Associations should be the standard-bearers of best practice when it comes to mentoring programs. With a willing community of like-minded professionals eager for business development and personal success, the value of mentoring programs is very clear.
In fact, research conducted by mentoring program specialists Art of Mentoring in 2016 found that two thirds of associations do offer some form of mentoring to their members, and two thirds of the remainder had it on their ‘to do list’.
The will is there. Yet many associations still struggle to start and manage mentoring programs effectively, and many have their commitment tested by a range of stumbling blocks along the way, from uncertainty over the willingness of mentors, to funding a sustainable mentoring program.
So how can associations ensure they achieve long-term success with their program?
Associations with successful mentoring programs agree clarity of purpose is essential to making it work sustainably over the long-term. In fact, the International Standards for Mentoring Programs in Employment names this as its first core standard of a good mentoring program.
So what’s a typical association ‘why’?
Melissa Richardson, Founder of Art of Mentoring, suggests member retention and attraction should be a primary goal of a mentoring program.
“By enhancing a sense of belonging within the membership community, ties and connections are deepened, and mentees are not only likely to stay on as members longer, but attract new members by talking with their wider networks,” Melissa says.
“Mentoring also develops industry and association leadership capacity, by building the skills and expertise of a brand new generation of talent. This can include both future leaders within the association itself – strengthening its future prospects – but also the industry as a whole.”
Interestingly, Art of Mentoring research shows that mentors benefit as much as mentees in this regard, with researchers believing that participation helps develop are actually helping mentors’ transformational leadership capacities – and better with young professionals in their own businesses.

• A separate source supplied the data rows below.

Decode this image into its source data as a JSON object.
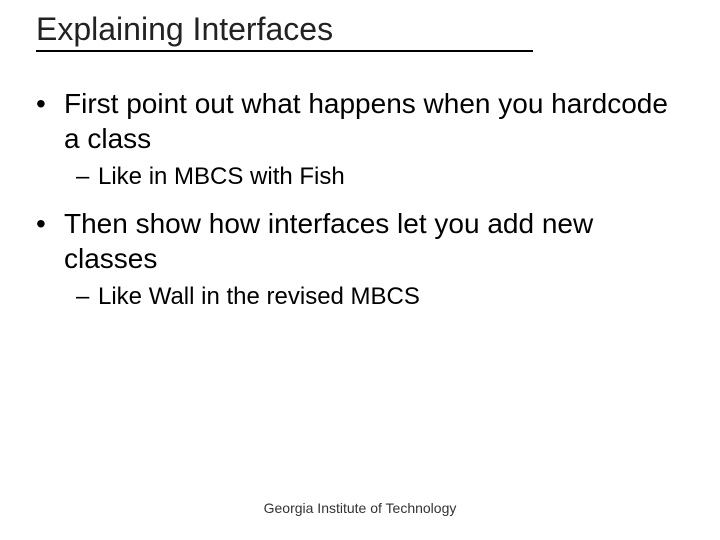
{
  "title": "Explaining Interfaces",
  "bullets": {
    "b1": "First point out what happens when you hardcode a class",
    "b1a": "Like in MBCS with Fish",
    "b2": "Then show how interfaces let you add new classes",
    "b2a": "Like Wall in the revised MBCS"
  },
  "markers": {
    "l1": "•",
    "l2": "–"
  },
  "footer": "Georgia Institute of Technology"
}
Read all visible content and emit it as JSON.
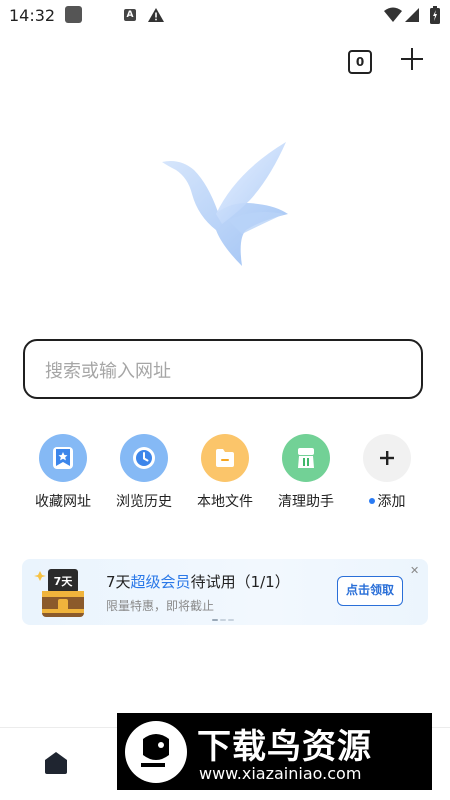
{
  "status_bar": {
    "time": "14:32",
    "icons": [
      "app-square-icon",
      "font-a-icon",
      "warning-icon",
      "wifi-icon",
      "cellular-icon",
      "battery-icon"
    ]
  },
  "top_bar": {
    "tab_count": "0",
    "add_icon": "plus-icon"
  },
  "search": {
    "placeholder": "搜索或输入网址"
  },
  "shortcuts": [
    {
      "label": "收藏网址",
      "icon": "bookmark-icon",
      "color": "#7cb4f5"
    },
    {
      "label": "浏览历史",
      "icon": "clock-icon",
      "color": "#7cb4f5"
    },
    {
      "label": "本地文件",
      "icon": "folder-icon",
      "color": "#fbc56a"
    },
    {
      "label": "清理助手",
      "icon": "broom-icon",
      "color": "#6fcf8f"
    },
    {
      "label": "添加",
      "icon": "plus-icon",
      "color": "#f1f1f1"
    }
  ],
  "promo": {
    "title_prefix": "7天",
    "title_highlight": "超级会员",
    "title_suffix": "待试用（1/1）",
    "subtitle": "限量特惠，即将截止",
    "button": "点击领取",
    "close": "✕",
    "chest_label": "7天",
    "accent": "#2a78e8"
  },
  "bottom_nav": {
    "home_icon": "home-icon"
  },
  "watermark": {
    "title": "下载鸟资源",
    "url": "www.xiazainiao.com"
  }
}
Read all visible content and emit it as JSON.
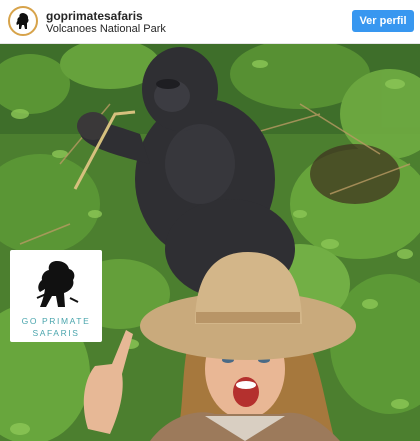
{
  "post": {
    "account_name": "goprimatesafaris",
    "location": "Volcanoes National Park",
    "profile_button_label": "Ver perfil",
    "avatar_icon": "primate-silhouette-icon"
  },
  "photo": {
    "logo": {
      "line1": "GO PRIMATE",
      "line2": "SAFARIS",
      "text_color": "#4aa5ad",
      "mark_icon": "primate-silhouette-icon"
    }
  },
  "colors": {
    "accent": "#3897f0",
    "foliage": "#4f8a2d",
    "gorilla": "#2f2f33",
    "hat": "#c9aa7c"
  }
}
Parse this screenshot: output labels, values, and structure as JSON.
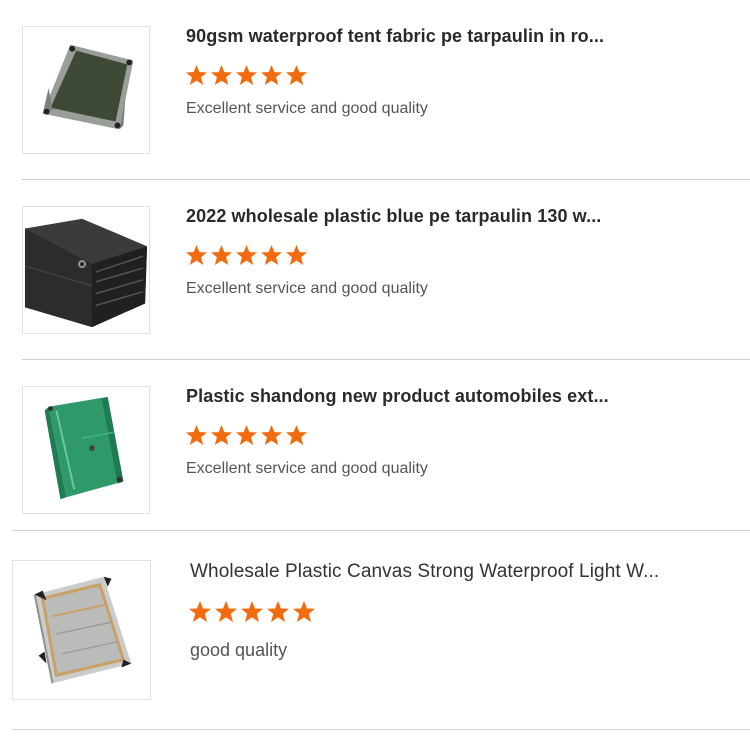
{
  "colors": {
    "star": "#f26b0f",
    "divider": "#cfcfcf",
    "title": "#2a2a2a",
    "review": "#555555"
  },
  "products": [
    {
      "title": "90gsm waterproof tent fabric pe tarpaulin in ro...",
      "rating": 5,
      "review": "Excellent service and good quality",
      "thumbnail_icon": "green-gray-tarpaulin-image"
    },
    {
      "title": "2022 wholesale plastic blue pe tarpaulin 130 w...",
      "rating": 5,
      "review": "Excellent service and good quality",
      "thumbnail_icon": "black-rolled-tarpaulin-image"
    },
    {
      "title": "Plastic shandong new product automobiles ext...",
      "rating": 5,
      "review": "Excellent service and good quality",
      "thumbnail_icon": "green-tarpaulin-image"
    },
    {
      "title": "Wholesale Plastic Canvas Strong Waterproof Light W...",
      "rating": 5,
      "review": "good quality",
      "thumbnail_icon": "clear-mesh-tarpaulin-image"
    }
  ]
}
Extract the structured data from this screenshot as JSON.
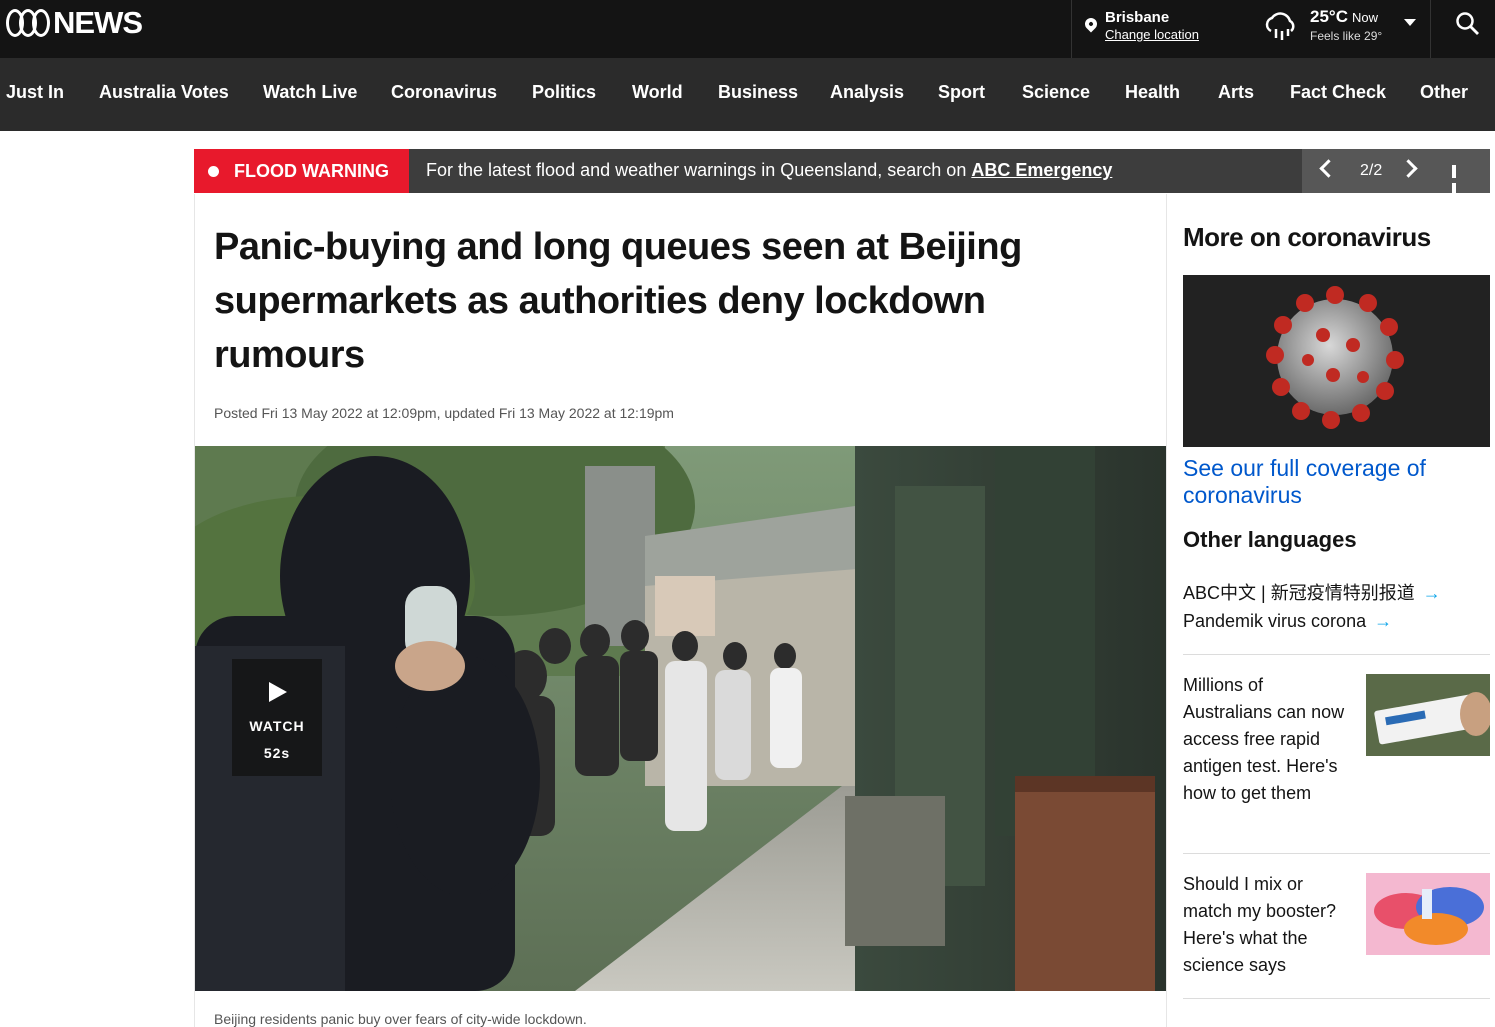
{
  "header": {
    "logo_text": "NEWS",
    "location": {
      "city": "Brisbane",
      "change_label": "Change location"
    },
    "weather": {
      "temp": "25°C",
      "now_label": "Now",
      "feels_like": "Feels like 29°"
    }
  },
  "nav": {
    "items": [
      "Just In",
      "Australia Votes",
      "Watch Live",
      "Coronavirus",
      "Politics",
      "World",
      "Business",
      "Analysis",
      "Sport",
      "Science",
      "Health",
      "Arts",
      "Fact Check",
      "Other"
    ]
  },
  "alert": {
    "label": "FLOOD WARNING",
    "message": "For the latest flood and weather warnings in Queensland, search on ",
    "link_text": "ABC Emergency",
    "counter": "2/2"
  },
  "article": {
    "headline": "Panic-buying and long queues seen at Beijing supermarkets as authorities deny lockdown rumours",
    "posted_label": "Posted ",
    "posted_date": "Fri 13 May 2022 at 12:09pm",
    "updated_label": ", updated ",
    "updated_date": "Fri 13 May 2022 at 12:19pm",
    "watch_label": "WATCH",
    "watch_duration": "52s",
    "caption": "Beijing residents panic buy over fears of city-wide lockdown."
  },
  "sidebar": {
    "title": "More on coronavirus",
    "coverage_link": "See our full coverage of coronavirus",
    "other_languages_title": "Other languages",
    "languages": [
      "ABC中文 | 新冠疫情特别报道",
      "Pandemik virus corona"
    ],
    "stories": [
      {
        "title": "Millions of Australians can now access free rapid antigen test. Here's how to get them"
      },
      {
        "title": "Should I mix or match my booster? Here's what the science says"
      }
    ]
  },
  "colors": {
    "topbar": "#141414",
    "navbar": "#2b2b2b",
    "alert_red": "#e8192c",
    "link_blue": "#0058cc",
    "arrow_blue": "#0ea5e9"
  }
}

Industry-specific objectives can also be met through mentoring. For example, graduate mentoring programs, such as those run by the Australian Veterinary Association and NSW Law Society, aim to bridge the gap between study and work, acknowledging that often the first year of work in a high-stress professions, can be very challenging.
There are a range of mistakes made by associations when implementing mentoring programs that can impact the outcomes of mentees and mentor participants, as well as an association’s brand.
Art of Mentoring names poor planning and preparation as a typical mistake. Often, associations also fail to build solid foundations by not offering training to participants.
“Rather than falling for the common misconception that managers should know how to be mentors and that recipients of mentoring require no training, effective programs ensure expectations are aligned through training, and skill-up participants to get the most from the relationship,” explains Melissa Richardson.
This viewpoint is endorsed by Caroline Campbell, who oversees the successful National Insurance Brokers Association (NIBA) mentoring program.
“We ask our experienced mentors to run a session with new mentors in order to ensure they’re prepared and can benefit from the insight of those who have made a strong contribution to the program over many years,” she says.
“Mentors often have as much to benefit from these programs as the mentees, plus it also gives them an opportunity to ‘give back’ to their professions in a meaningful way.”
Caroline says that a well-structured program is critical to success. The 12-week NIBA program features opening and mid-way group sessions ahead of a final mentee presentation. Pairings are carefully matched, and the onus is on the pairings to meet or speak each week to stay on top of mentee goals.
And goal-setting for the association itself is also a necessity to measure the success of a program, says Melissa. “Being clear about the purpose and desired outcomes and measuring progress throughout can ensure that associations don’t find out by chance the program they thought was tracking well is actually off the rails.”
Associations can and do implement excellent mentoring programs without a significant impact on their bottom line, but it may require a shift in thinking about how to obtain funding.
One method used successfully is charging a fee. Art of Mentoring research shows that by charging mentees a small fee – usually somewhere between $100 and $300 – associations not only put programs on a sustainable footing, but mentees also see more value in the programs as a result.
Another avenue is sponsorship. Though common objections to this include conflict of interest, those associations that do seek to explore sponsorships often find their sponsor is in it for the right reasons, and it can turn the program into a robust, well-supported, industry focused opportunity.
NIBA’s program, for example, benefits from the support of a range of sponsors, enabling it to be offered free to participants. Since launching in 2009, the program has gone on to enrich hundreds of careers and has gained the respect of the whole insurance industry.
However, associations using fees or sponsorship to fund programs are still in the minority. Only 20% of associations charge mentees, and less than 30% seek sponsorship support. This represents an opportunity for associations to source larger amounts of funding in future to drive better programs that benefit more members.
And that has to be the hoped-for outcome because, ultimately, a poorly-resourced program may be worse than not having one at all. A poorly funded and poorly run program can lead to dissatisfaction and frustration for the organisers, and be brand-damaging to the association.
Art of Mentoring partners with Access1st to offer our member associations a free consultation, as well as discounted rates on setting up a mentoring program. Full details can be found behind the 'Association Professionals' log-in.